* [Task data]
··········
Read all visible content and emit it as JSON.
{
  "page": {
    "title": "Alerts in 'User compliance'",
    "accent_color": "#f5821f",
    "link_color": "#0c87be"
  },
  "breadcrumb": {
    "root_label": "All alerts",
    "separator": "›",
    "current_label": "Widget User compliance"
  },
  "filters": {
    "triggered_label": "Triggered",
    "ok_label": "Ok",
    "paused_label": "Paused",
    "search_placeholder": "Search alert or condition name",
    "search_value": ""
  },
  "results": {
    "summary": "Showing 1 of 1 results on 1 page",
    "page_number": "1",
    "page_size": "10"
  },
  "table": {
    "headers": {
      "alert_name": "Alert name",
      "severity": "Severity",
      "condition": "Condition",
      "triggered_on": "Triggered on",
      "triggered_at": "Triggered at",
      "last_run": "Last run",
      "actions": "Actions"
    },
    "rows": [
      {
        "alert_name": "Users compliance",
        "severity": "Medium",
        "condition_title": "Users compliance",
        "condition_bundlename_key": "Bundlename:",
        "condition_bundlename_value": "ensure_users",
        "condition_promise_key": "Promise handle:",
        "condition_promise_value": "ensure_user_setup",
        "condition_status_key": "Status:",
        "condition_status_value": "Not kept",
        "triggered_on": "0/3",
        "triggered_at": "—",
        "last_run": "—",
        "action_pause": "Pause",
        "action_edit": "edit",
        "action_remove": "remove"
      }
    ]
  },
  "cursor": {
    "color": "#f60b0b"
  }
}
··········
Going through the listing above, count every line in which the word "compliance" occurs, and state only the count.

* [Finished exercise]
4